INFORMATION PROVIDED -
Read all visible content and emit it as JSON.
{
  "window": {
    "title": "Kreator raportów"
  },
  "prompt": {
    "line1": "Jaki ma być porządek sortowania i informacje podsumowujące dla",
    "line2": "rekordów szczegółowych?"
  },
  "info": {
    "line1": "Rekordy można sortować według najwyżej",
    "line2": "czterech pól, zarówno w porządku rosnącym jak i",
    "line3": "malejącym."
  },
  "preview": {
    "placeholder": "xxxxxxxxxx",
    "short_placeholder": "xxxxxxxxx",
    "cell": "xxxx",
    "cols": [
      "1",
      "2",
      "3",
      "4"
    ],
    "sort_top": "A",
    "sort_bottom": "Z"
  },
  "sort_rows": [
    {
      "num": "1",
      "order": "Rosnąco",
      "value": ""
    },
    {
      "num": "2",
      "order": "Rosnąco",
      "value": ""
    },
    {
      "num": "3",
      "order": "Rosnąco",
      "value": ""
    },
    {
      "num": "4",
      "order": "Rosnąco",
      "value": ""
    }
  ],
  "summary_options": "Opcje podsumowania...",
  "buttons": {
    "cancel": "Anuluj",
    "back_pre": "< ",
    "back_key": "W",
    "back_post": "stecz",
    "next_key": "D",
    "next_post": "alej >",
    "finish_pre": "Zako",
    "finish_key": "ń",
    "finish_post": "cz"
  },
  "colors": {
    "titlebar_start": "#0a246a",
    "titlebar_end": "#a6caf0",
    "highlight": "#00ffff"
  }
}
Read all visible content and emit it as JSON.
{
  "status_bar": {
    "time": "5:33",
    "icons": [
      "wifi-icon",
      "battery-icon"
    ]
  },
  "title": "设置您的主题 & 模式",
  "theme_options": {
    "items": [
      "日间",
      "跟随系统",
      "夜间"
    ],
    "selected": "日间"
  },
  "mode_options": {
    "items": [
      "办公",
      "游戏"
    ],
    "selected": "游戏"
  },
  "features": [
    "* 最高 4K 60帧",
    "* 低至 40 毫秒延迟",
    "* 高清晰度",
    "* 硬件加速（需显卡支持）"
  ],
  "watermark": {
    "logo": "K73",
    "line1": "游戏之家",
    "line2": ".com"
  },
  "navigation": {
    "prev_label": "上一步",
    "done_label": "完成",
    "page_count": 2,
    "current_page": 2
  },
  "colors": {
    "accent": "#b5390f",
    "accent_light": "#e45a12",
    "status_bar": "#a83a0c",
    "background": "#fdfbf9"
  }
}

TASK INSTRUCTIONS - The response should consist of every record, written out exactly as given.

RESULT OF THIS TASK -
Read all visible content and emit it as JSON.
{
  "window": {
    "title": "Kreator raportów"
  },
  "prompt": {
    "line1": "Jaki ma być porządek sortowania i informacje podsumowujące dla",
    "line2": "rekordów szczegółowych?"
  },
  "info": {
    "line1": "Rekordy można sortować według najwyżej",
    "line2": "czterech pól, zarówno w porządku rosnącym jak i",
    "line3": "malejącym."
  },
  "preview": {
    "placeholder": "xxxxxxxxxx",
    "short_placeholder": "xxxxxxxxx",
    "cell": "xxxx",
    "cols": [
      "1",
      "2",
      "3",
      "4"
    ],
    "sort_top": "A",
    "sort_bottom": "Z"
  },
  "sort_rows": [
    {
      "num": "1",
      "order": "Rosnąco",
      "value": ""
    },
    {
      "num": "2",
      "order": "Rosnąco",
      "value": ""
    },
    {
      "num": "3",
      "order": "Rosnąco",
      "value": ""
    },
    {
      "num": "4",
      "order": "Rosnąco",
      "value": ""
    }
  ],
  "summary_options": "Opcje podsumowania...",
  "buttons": {
    "cancel": "Anuluj",
    "back_pre": "< ",
    "back_key": "W",
    "back_post": "stecz",
    "next_key": "D",
    "next_post": "alej >",
    "finish_pre": "Zako",
    "finish_key": "ń",
    "finish_post": "cz"
  },
  "colors": {
    "titlebar_start": "#0a246a",
    "titlebar_end": "#a6caf0",
    "highlight": "#00ffff"
  }
}
Read all visible content and emit it as JSON.
{
  "status_bar": {
    "time": "5:33",
    "icons": [
      "wifi-icon",
      "battery-icon"
    ]
  },
  "title": "设置您的主题 & 模式",
  "theme_options": {
    "items": [
      "日间",
      "跟随系统",
      "夜间"
    ],
    "selected": "日间"
  },
  "mode_options": {
    "items": [
      "办公",
      "游戏"
    ],
    "selected": "游戏"
  },
  "features": [
    "* 最高 4K 60帧",
    "* 低至 40 毫秒延迟",
    "* 高清晰度",
    "* 硬件加速（需显卡支持）"
  ],
  "watermark": {
    "logo": "K73",
    "line1": "游戏之家",
    "line2": ".com"
  },
  "navigation": {
    "prev_label": "上一步",
    "done_label": "完成",
    "page_count": 2,
    "current_page": 2
  },
  "colors": {
    "accent": "#b5390f",
    "accent_light": "#e45a12",
    "status_bar": "#a83a0c",
    "background": "#fdfbf9"
  }
}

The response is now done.